Michael Wilson & Partners Ltd v Thomas Sinclair et al (2012)


A claim that the defendants had dishonestly assisted a third party in committing a breach of fiduciary duty represented an abuse of process given that the relevant factual allegations had been determined against the claimant in arbitration proceedings between it and the third party. There could be no rule that the court could not strike out an action as an abuse of process merely because the tribunal whose decision was under attack was an arbitral tribunal.


The first and second defendants (S and C) applied for an order striking out the claim made by the claimant company (M).

S was the managing director of and a major shareholder in C, a company with interests in Kazakhstan. M provided legal and business consultancy services; at the material time, the Part 20 defendant (E) was a director and employee of M. C had engaged M in relation to a transaction involving the purchase and on-sale of interests in certain oilfields in Kazakhstan to a listed company. Shortly before the transaction was concluded, certain shares were issued to the third defendant (X), a company in which E had an interest. It was M's case that the shares were issued to X for the benefit of E as his reward for his participation in and contribution to the transaction; that as E had been involved in the transaction as its agent and employee, the shares ought to have come to it; and that, wrongfully and in breach of his contractual and fiduciary duties, E had connived with S and C to divert the shares to himself (through X). S and C asserted, on the other hand, that the shares were issued to X for the sole benefit of S; that X was used as an offshore vehicle to receive the shares because the offshore trust structure which S had asked E to set up had not been completed in time; and that the shares were held by X on bare trust for S. The dispute had been the subject of an arbitration award, M having commenced arbitration proceedings against E pursuant to the arbitration clause in his contract of engagement. The arbitrators found in favour of E, holding that M had no claim to the shares and that they were held to S's order. S was not a party to the arbitration but he did give evidence in it. He also funded E's defence. In the instant action, M alleged that S and C had dishonestly assisted E in committing a breach of fiduciary duty.

S and C argued, among other things, that (1) there was privity of estate between S and E such that M was estopped from making allegations against S which contradicted the findings of the arbitral tribunal; (2) it would be an abuse of the process of the court to permit M to challenge the findings of that tribunal.

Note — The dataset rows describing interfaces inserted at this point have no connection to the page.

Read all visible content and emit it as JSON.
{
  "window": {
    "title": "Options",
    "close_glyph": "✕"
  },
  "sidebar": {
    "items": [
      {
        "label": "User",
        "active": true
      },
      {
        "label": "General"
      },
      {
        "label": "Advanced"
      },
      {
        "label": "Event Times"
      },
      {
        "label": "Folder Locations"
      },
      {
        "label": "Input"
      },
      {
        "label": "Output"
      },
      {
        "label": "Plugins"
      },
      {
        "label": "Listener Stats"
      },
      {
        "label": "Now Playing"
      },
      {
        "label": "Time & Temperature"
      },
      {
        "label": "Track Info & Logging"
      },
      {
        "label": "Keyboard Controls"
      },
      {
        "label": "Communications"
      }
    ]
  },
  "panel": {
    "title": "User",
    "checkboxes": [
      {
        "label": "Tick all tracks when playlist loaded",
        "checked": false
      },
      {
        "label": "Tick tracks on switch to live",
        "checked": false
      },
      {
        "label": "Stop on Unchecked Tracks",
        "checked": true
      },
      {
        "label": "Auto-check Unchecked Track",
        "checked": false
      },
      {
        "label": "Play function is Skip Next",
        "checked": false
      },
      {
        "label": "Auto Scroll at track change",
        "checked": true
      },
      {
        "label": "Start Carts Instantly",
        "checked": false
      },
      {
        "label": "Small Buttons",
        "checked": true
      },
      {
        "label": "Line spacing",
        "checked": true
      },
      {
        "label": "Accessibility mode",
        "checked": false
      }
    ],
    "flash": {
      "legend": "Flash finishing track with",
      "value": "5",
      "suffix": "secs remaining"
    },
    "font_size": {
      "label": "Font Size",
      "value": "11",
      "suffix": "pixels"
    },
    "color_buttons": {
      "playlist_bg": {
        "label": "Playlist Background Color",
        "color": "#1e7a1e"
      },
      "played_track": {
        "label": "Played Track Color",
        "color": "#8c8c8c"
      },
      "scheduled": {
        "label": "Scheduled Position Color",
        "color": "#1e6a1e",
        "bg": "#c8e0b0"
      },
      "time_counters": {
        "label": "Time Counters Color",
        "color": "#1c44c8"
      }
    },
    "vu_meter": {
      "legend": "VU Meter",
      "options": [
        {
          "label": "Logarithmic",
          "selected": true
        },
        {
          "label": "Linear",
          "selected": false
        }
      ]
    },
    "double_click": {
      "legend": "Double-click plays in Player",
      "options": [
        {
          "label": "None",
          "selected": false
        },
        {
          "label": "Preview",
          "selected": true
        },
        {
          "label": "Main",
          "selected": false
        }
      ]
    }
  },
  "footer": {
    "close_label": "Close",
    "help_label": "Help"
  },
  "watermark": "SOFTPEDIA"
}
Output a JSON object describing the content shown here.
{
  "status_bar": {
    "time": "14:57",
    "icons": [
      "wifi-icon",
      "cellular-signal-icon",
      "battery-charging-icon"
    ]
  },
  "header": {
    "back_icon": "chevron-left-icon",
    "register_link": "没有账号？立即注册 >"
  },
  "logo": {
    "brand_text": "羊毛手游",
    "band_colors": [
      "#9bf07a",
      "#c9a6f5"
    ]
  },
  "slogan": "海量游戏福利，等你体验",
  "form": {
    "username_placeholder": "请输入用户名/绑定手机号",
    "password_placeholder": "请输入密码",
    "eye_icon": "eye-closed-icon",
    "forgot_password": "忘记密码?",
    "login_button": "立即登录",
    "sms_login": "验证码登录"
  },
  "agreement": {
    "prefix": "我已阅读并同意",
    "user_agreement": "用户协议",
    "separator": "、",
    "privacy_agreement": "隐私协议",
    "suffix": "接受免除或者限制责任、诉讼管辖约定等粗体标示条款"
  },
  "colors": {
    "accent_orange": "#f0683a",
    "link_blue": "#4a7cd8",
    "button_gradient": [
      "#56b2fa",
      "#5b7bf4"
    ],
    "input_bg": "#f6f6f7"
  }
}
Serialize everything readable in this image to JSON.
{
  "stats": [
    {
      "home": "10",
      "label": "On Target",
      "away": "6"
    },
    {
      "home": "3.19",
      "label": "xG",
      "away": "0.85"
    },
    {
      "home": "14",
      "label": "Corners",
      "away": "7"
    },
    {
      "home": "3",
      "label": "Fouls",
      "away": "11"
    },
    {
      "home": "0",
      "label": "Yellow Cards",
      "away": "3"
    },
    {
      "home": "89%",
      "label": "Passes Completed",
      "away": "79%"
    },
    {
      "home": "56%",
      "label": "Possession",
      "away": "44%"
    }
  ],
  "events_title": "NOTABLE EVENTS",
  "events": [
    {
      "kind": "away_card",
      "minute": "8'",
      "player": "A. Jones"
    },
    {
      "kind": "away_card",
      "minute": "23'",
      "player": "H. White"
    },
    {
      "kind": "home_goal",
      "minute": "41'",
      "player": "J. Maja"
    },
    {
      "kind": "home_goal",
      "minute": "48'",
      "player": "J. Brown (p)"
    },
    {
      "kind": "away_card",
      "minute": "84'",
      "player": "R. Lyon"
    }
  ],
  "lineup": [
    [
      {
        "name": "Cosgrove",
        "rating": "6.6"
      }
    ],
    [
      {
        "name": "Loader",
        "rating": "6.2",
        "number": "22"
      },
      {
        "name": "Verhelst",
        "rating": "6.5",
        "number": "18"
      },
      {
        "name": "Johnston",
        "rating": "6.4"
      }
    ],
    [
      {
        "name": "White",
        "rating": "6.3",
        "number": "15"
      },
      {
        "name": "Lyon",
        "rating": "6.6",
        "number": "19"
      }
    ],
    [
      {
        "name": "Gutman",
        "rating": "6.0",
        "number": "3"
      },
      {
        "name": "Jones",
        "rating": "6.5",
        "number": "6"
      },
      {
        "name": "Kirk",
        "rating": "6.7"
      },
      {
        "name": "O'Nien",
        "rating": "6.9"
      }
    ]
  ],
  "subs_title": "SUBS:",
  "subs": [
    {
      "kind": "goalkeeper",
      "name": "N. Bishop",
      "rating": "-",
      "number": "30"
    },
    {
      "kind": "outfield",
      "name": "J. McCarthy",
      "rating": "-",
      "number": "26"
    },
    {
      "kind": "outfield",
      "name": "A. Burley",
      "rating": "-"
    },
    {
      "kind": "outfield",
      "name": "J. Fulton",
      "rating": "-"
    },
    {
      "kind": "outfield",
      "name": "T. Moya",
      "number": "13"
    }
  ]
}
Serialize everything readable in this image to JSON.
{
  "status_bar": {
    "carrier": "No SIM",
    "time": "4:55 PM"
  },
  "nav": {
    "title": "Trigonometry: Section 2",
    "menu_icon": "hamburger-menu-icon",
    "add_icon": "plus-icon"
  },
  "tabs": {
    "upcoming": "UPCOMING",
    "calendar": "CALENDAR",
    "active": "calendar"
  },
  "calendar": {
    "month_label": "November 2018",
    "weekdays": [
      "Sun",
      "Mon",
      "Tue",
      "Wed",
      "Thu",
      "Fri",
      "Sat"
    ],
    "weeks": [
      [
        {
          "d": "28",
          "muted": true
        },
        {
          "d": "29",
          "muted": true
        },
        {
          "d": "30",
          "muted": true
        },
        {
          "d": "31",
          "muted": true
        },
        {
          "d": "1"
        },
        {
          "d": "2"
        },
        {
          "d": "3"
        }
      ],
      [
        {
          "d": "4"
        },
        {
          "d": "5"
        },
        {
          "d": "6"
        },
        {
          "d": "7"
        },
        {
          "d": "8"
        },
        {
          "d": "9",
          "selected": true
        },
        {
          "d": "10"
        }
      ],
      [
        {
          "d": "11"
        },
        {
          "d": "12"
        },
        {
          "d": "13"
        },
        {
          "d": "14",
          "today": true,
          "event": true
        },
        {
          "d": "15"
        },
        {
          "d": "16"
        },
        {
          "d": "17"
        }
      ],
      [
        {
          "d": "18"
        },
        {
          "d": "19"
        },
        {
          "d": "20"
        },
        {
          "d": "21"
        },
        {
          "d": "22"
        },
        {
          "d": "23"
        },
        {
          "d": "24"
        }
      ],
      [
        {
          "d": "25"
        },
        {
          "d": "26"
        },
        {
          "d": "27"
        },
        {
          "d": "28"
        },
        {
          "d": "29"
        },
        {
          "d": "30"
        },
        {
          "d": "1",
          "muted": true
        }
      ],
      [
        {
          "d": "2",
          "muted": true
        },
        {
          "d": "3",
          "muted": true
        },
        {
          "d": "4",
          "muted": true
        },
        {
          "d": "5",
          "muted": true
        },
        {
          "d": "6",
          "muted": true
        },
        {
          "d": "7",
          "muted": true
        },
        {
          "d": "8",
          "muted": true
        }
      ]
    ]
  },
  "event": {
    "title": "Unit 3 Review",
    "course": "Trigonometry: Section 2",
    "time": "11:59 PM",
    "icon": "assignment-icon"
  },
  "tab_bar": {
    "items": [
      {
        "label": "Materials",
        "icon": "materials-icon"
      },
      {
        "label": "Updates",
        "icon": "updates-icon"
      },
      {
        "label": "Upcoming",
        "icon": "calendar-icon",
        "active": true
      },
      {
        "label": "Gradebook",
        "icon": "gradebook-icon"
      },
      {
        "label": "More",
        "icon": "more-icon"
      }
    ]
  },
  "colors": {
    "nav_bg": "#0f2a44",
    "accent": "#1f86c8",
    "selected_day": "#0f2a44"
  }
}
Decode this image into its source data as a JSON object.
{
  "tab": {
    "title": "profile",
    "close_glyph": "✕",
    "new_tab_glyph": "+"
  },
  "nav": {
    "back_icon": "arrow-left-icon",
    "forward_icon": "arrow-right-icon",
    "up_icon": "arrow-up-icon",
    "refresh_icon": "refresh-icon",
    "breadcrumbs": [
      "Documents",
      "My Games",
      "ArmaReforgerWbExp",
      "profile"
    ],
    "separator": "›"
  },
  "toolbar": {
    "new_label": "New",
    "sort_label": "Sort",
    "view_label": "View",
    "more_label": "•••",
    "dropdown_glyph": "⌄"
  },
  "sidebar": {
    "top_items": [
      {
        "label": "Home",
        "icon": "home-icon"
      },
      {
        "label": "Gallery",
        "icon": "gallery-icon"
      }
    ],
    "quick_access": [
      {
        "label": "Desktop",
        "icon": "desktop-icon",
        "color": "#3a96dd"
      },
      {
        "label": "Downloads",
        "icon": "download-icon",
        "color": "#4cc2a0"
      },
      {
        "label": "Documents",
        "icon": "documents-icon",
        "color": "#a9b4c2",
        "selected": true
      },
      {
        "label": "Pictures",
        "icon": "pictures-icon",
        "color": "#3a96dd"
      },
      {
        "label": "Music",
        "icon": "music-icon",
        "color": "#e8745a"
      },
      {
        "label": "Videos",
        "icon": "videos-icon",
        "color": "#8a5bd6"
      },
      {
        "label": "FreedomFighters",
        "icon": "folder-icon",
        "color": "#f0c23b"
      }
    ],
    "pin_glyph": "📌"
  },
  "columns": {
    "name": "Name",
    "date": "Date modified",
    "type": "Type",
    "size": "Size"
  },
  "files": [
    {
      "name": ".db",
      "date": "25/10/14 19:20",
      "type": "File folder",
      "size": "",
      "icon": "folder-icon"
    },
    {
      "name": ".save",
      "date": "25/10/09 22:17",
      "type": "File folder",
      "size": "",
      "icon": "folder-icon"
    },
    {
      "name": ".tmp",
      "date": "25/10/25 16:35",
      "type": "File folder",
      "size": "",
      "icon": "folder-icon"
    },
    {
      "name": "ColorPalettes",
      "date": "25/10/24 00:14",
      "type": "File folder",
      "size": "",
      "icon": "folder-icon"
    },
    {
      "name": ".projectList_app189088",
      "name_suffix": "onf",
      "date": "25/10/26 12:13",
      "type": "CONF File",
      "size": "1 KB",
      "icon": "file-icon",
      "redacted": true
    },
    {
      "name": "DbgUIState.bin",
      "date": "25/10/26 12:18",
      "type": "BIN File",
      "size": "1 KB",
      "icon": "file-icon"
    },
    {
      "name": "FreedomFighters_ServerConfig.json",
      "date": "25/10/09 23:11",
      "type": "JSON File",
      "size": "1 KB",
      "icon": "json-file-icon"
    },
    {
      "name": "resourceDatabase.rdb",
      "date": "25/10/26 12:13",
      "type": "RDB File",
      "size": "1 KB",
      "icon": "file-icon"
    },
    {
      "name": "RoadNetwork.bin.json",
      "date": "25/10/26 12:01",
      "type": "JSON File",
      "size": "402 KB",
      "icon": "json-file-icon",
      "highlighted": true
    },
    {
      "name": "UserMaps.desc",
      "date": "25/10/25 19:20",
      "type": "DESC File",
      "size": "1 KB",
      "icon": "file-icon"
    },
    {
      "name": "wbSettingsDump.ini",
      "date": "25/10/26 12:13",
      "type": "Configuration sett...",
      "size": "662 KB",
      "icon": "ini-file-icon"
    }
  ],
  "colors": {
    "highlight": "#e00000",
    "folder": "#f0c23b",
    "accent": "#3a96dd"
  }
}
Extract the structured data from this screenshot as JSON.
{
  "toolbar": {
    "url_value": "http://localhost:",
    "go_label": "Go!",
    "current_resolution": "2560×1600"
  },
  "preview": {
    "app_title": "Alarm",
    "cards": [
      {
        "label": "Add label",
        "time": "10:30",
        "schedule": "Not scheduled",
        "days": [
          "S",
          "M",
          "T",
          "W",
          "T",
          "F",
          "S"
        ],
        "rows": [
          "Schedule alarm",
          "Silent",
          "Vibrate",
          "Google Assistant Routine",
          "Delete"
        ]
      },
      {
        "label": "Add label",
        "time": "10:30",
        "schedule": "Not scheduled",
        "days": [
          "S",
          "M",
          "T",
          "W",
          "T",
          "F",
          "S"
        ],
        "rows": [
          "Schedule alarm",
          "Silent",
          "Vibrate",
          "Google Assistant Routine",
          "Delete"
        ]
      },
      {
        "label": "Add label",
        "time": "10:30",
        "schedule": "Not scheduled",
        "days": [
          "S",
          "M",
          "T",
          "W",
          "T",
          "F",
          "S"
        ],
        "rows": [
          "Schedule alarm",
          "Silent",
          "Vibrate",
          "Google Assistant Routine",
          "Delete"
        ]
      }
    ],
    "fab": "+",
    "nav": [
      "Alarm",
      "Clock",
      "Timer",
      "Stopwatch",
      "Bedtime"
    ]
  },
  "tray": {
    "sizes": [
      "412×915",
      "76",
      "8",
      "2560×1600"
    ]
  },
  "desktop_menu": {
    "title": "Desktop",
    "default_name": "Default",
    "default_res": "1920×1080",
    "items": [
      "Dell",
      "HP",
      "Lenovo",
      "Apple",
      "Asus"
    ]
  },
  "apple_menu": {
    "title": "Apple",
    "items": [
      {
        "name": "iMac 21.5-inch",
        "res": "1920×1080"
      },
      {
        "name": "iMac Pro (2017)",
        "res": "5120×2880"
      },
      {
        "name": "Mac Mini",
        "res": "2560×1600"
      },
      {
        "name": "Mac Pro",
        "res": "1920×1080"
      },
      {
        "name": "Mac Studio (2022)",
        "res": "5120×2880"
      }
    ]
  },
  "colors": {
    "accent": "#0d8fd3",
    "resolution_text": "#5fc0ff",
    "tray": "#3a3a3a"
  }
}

(1) It was not disputed that estoppel per rem judicatam worked mutually so that a person could only take the benefit of an estoppel if he would have been prejudiced by the decision had it gone the other way. If the arbitrators had decided in favour of M, that decision would not have been binding on S, as he was not a party to the arbitration. Accordingly, M could not be estopped, as against S, from alleging that which the arbitrators had rejected (see para.44 of judgment). (2) As to the doctrine of abuse of process, the first question was whether it could apply where the previous decision was that of an arbitral tribunal. There was high authority for saying that it was unwise to limit to fixed categories the circumstances in which it was the court's duty to prevent its processes from being abused,Hunter v Chief Constable of the West Midlands [1982] A.C. 529 and Arthur JS Hall & Co v Simons [2002] 1 A.C. 615 considered. There could therefore be no rule that the court could have no such duty merely because the tribunal whose decision was under attack was an arbitral tribunal. However, it would probably be a rare case where an action in this court against a non-party to an arbitration could be said to be an abuse of process. Where a claimant had a claim against two or more persons and was obliged to bring one such claim in arbitration, the defeat of that claim in arbitration would not usually prevent the claimant from pursuing his claim against the other persons in litigation. Arbitrations were private and consensual and non-parties could not, in the absence of consent, be joined or be affected by the decisions of the arbitral tribunal. The second question was whether M's claims in this action amounted to a collateral attack on the findings of the tribunal and were an abuse of the process of the court. The burden of proof was on S, and the test was "exacting",Calyon v Michailaidis [2009] UKPC 34 considered. That was especially so where the decision under collateral attack was that of an arbitral tribunal. There was no doubt that the factual allegations being made in this action as to E's conduct mirrored exactly the failed allegations in the arbitration; there was therefore a collateral challenge to the findings of the arbitral tribunal. On the other hand, S had not been a party to the arbitration; this action was therefore the only means by which M could bring its claim against him. Had those been the only material circumstances, a finding of abuse of process would not have been justified. However, special circumstances were present which did justify such a finding: first, S had been a witness in the arbitration and was cross-examined; second, no doubt because of his interest in the outcome of the arbitration, he funded E's defence; third, the arbitral tribunal concluded that the shares were held to S's order; fourth, the tribunal intended and expected that the effect of its award would be that X would transfer those shares to S. Also relevant was the unfairness that would be caused to E by the putting to him of allegations a second time (paras 49-50, 56-57, 59-60, 62, 67-68).

Judgment accordingly

Judgement reversed on Appeal